*** Information supplied Section Begins ***

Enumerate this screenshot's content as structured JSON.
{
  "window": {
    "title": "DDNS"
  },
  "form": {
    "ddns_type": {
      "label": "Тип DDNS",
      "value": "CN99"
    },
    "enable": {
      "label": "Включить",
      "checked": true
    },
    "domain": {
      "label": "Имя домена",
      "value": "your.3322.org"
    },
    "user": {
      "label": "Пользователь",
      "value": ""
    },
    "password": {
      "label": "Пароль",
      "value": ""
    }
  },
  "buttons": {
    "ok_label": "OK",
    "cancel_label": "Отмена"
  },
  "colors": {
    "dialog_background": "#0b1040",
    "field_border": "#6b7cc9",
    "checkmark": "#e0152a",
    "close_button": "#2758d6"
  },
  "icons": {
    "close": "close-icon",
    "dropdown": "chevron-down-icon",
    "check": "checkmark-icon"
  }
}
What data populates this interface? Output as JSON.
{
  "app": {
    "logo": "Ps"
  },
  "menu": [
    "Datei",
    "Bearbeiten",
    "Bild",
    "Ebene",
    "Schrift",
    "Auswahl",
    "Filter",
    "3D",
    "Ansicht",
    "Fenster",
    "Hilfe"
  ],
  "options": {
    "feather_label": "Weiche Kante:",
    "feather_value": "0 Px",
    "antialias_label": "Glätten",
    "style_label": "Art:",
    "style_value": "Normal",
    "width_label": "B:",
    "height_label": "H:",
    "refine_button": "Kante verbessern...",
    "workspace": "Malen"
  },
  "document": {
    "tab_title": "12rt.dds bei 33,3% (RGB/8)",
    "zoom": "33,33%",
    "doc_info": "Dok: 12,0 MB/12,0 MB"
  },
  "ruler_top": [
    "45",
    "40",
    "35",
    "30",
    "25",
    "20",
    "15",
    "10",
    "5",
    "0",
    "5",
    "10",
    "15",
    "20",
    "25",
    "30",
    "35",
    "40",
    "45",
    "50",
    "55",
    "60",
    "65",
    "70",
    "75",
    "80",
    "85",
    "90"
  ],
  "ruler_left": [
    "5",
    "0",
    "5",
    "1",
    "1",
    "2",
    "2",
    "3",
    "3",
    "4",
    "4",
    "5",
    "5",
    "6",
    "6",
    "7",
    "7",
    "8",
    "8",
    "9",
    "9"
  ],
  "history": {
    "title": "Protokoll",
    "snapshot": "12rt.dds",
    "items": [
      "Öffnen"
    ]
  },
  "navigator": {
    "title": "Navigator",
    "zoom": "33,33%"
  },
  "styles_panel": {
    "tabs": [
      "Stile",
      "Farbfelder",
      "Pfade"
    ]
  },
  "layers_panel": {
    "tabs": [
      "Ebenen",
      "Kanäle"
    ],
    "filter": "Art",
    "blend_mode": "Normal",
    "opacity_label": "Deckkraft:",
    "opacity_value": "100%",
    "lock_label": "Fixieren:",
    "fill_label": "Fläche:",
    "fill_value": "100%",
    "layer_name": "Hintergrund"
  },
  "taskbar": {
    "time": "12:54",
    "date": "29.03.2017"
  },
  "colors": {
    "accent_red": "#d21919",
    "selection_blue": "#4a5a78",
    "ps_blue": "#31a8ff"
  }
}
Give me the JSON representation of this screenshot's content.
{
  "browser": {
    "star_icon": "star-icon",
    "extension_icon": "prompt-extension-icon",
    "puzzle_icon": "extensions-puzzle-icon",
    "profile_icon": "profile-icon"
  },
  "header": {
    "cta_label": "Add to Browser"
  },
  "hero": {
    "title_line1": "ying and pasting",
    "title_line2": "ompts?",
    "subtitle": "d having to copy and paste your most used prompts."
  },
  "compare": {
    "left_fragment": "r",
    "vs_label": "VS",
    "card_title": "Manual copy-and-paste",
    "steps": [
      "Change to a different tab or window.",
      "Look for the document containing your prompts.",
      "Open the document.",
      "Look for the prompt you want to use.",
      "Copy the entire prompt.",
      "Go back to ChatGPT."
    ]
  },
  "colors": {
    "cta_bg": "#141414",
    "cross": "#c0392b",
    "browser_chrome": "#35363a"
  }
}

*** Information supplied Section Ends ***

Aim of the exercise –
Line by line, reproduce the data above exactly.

Your solution –
Enumerate this screenshot's content as structured JSON.
{
  "window": {
    "title": "DDNS"
  },
  "form": {
    "ddns_type": {
      "label": "Тип DDNS",
      "value": "CN99"
    },
    "enable": {
      "label": "Включить",
      "checked": true
    },
    "domain": {
      "label": "Имя домена",
      "value": "your.3322.org"
    },
    "user": {
      "label": "Пользователь",
      "value": ""
    },
    "password": {
      "label": "Пароль",
      "value": ""
    }
  },
  "buttons": {
    "ok_label": "OK",
    "cancel_label": "Отмена"
  },
  "colors": {
    "dialog_background": "#0b1040",
    "field_border": "#6b7cc9",
    "checkmark": "#e0152a",
    "close_button": "#2758d6"
  },
  "icons": {
    "close": "close-icon",
    "dropdown": "chevron-down-icon",
    "check": "checkmark-icon"
  }
}
What data populates this interface? Output as JSON.
{
  "app": {
    "logo": "Ps"
  },
  "menu": [
    "Datei",
    "Bearbeiten",
    "Bild",
    "Ebene",
    "Schrift",
    "Auswahl",
    "Filter",
    "3D",
    "Ansicht",
    "Fenster",
    "Hilfe"
  ],
  "options": {
    "feather_label": "Weiche Kante:",
    "feather_value": "0 Px",
    "antialias_label": "Glätten",
    "style_label": "Art:",
    "style_value": "Normal",
    "width_label": "B:",
    "height_label": "H:",
    "refine_button": "Kante verbessern...",
    "workspace": "Malen"
  },
  "document": {
    "tab_title": "12rt.dds bei 33,3% (RGB/8)",
    "zoom": "33,33%",
    "doc_info": "Dok: 12,0 MB/12,0 MB"
  },
  "ruler_top": [
    "45",
    "40",
    "35",
    "30",
    "25",
    "20",
    "15",
    "10",
    "5",
    "0",
    "5",
    "10",
    "15",
    "20",
    "25",
    "30",
    "35",
    "40",
    "45",
    "50",
    "55",
    "60",
    "65",
    "70",
    "75",
    "80",
    "85",
    "90"
  ],
  "ruler_left": [
    "5",
    "0",
    "5",
    "1",
    "1",
    "2",
    "2",
    "3",
    "3",
    "4",
    "4",
    "5",
    "5",
    "6",
    "6",
    "7",
    "7",
    "8",
    "8",
    "9",
    "9"
  ],
  "history": {
    "title": "Protokoll",
    "snapshot": "12rt.dds",
    "items": [
      "Öffnen"
    ]
  },
  "navigator": {
    "title": "Navigator",
    "zoom": "33,33%"
  },
  "styles_panel": {
    "tabs": [
      "Stile",
      "Farbfelder",
      "Pfade"
    ]
  },
  "layers_panel": {
    "tabs": [
      "Ebenen",
      "Kanäle"
    ],
    "filter": "Art",
    "blend_mode": "Normal",
    "opacity_label": "Deckkraft:",
    "opacity_value": "100%",
    "lock_label": "Fixieren:",
    "fill_label": "Fläche:",
    "fill_value": "100%",
    "layer_name": "Hintergrund"
  },
  "taskbar": {
    "time": "12:54",
    "date": "29.03.2017"
  },
  "colors": {
    "accent_red": "#d21919",
    "selection_blue": "#4a5a78",
    "ps_blue": "#31a8ff"
  }
}
Give me the JSON representation of this screenshot's content.
{
  "browser": {
    "star_icon": "star-icon",
    "extension_icon": "prompt-extension-icon",
    "puzzle_icon": "extensions-puzzle-icon",
    "profile_icon": "profile-icon"
  },
  "header": {
    "cta_label": "Add to Browser"
  },
  "hero": {
    "title_line1": "ying and pasting",
    "title_line2": "ompts?",
    "subtitle": "d having to copy and paste your most used prompts."
  },
  "compare": {
    "left_fragment": "r",
    "vs_label": "VS",
    "card_title": "Manual copy-and-paste",
    "steps": [
      "Change to a different tab or window.",
      "Look for the document containing your prompts.",
      "Open the document.",
      "Look for the prompt you want to use.",
      "Copy the entire prompt.",
      "Go back to ChatGPT."
    ]
  },
  "colors": {
    "cta_bg": "#141414",
    "cross": "#c0392b",
    "browser_chrome": "#35363a"
  }
}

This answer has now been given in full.